Segment Start: Source data

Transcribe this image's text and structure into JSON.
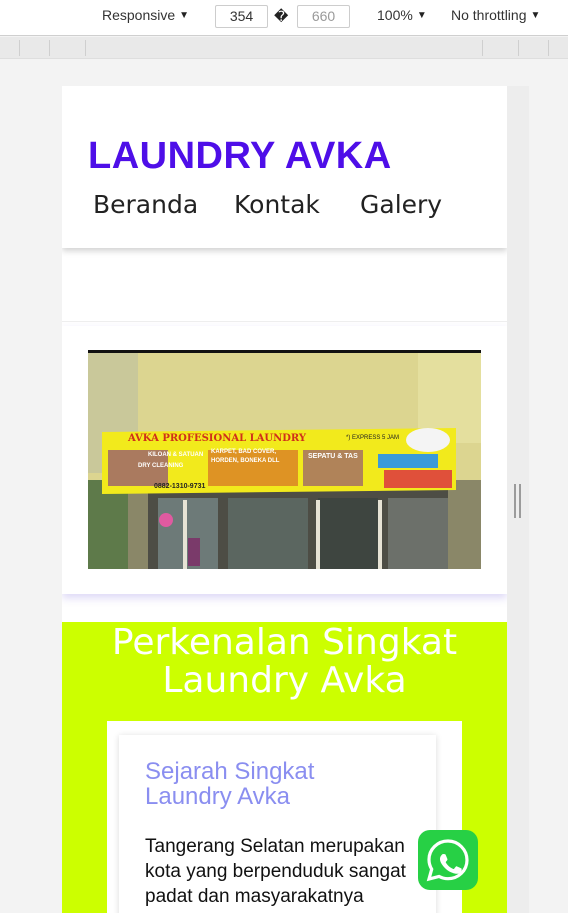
{
  "devtools": {
    "device": "Responsive",
    "width": "354",
    "separator": "�",
    "height": "660",
    "zoom": "100%",
    "throttle": "No throttling"
  },
  "site": {
    "brand": "LAUNDRY AVKA",
    "nav": [
      "Beranda",
      "Kontak",
      "Galery"
    ],
    "banner": {
      "title": "AVKA PROFESIONAL LAUNDRY",
      "express": "*) EXPRESS 5 JAM",
      "services": [
        "KILOAN & SATUAN",
        "KARPET, BAD COVER,",
        "HORDEN, BONEKA DLL",
        "SEPATU & TAS",
        "DRY CLEANING"
      ],
      "phone": "0882-1310-9731"
    },
    "intro_title": "Perkenalan Singkat Laundry Avka",
    "card": {
      "heading": "Sejarah Singkat Laundry Avka",
      "body": "Tangerang Selatan merupakan kota yang berpenduduk sangat padat dan masyarakatnya"
    },
    "whatsapp_icon": "whatsapp-icon"
  },
  "colors": {
    "brand": "#4e0ee8",
    "intro_bg": "#ccff00",
    "card_heading": "#8a8ef0",
    "whatsapp": "#27d045"
  }
}
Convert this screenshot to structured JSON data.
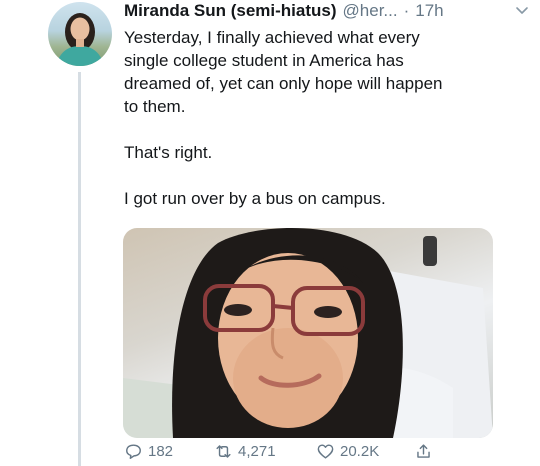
{
  "tweet": {
    "name": "Miranda Sun (semi-hiatus)",
    "handle": "@her...",
    "separator": "·",
    "time": "17h",
    "paragraphs": [
      "Yesterday, I finally achieved what every\nsingle college student in America has\ndreamed of, yet can only hope will happen\nto them.",
      "That's right.",
      "I got run over by a bus on campus."
    ],
    "photo_subject": "selfie-in-hospital-bed"
  },
  "actions": {
    "reply_count": "182",
    "retweet_count": "4,271",
    "like_count": "20.2K"
  },
  "colors": {
    "text": "#14171a",
    "muted": "#657786",
    "thread_line": "#d6dde3"
  }
}
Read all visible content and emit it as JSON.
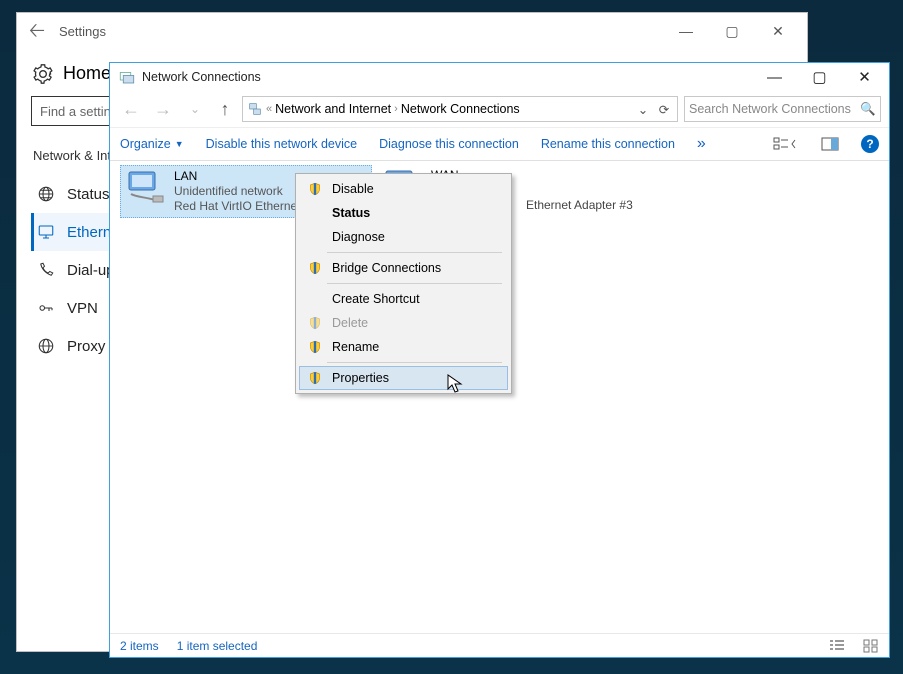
{
  "settings": {
    "title": "Settings",
    "home": "Home",
    "search_placeholder": "Find a setting",
    "section": "Network & Internet",
    "nav": {
      "status": "Status",
      "ethernet": "Ethernet",
      "dialup": "Dial-up",
      "vpn": "VPN",
      "proxy": "Proxy"
    }
  },
  "nc": {
    "title": "Network Connections",
    "breadcrumb": {
      "p1": "Network and Internet",
      "p2": "Network Connections"
    },
    "search_placeholder": "Search Network Connections",
    "toolbar": {
      "organize": "Organize",
      "disable": "Disable this network device",
      "diagnose": "Diagnose this connection",
      "rename": "Rename this connection"
    },
    "adapters": {
      "lan": {
        "name": "LAN",
        "sub": "Unidentified network",
        "dev": "Red Hat VirtIO Ethernet Adapter"
      },
      "wan": {
        "name": "WAN",
        "sub_visible": "Ethernet Adapter #3"
      }
    },
    "ctx": {
      "disable": "Disable",
      "status": "Status",
      "diagnose": "Diagnose",
      "bridge": "Bridge Connections",
      "shortcut": "Create Shortcut",
      "delete": "Delete",
      "rename": "Rename",
      "properties": "Properties"
    },
    "status": {
      "items": "2 items",
      "selected": "1 item selected"
    }
  }
}
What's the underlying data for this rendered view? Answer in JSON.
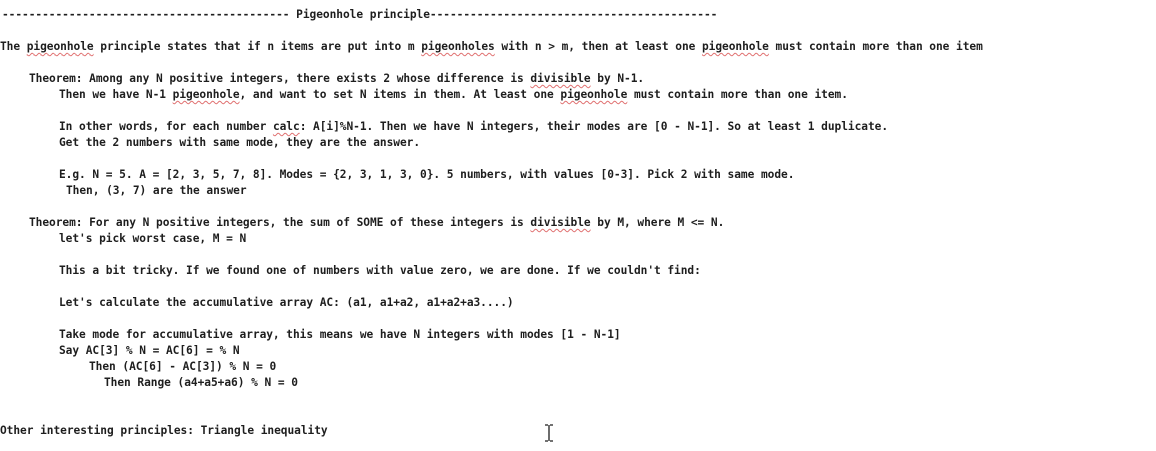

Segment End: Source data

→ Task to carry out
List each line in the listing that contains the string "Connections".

→ Response
    "title": "Network Connections",
      "p2": "Network Connections"
    "search_placeholder": "Search Network Connections",
      "bridge": "Bridge Connections",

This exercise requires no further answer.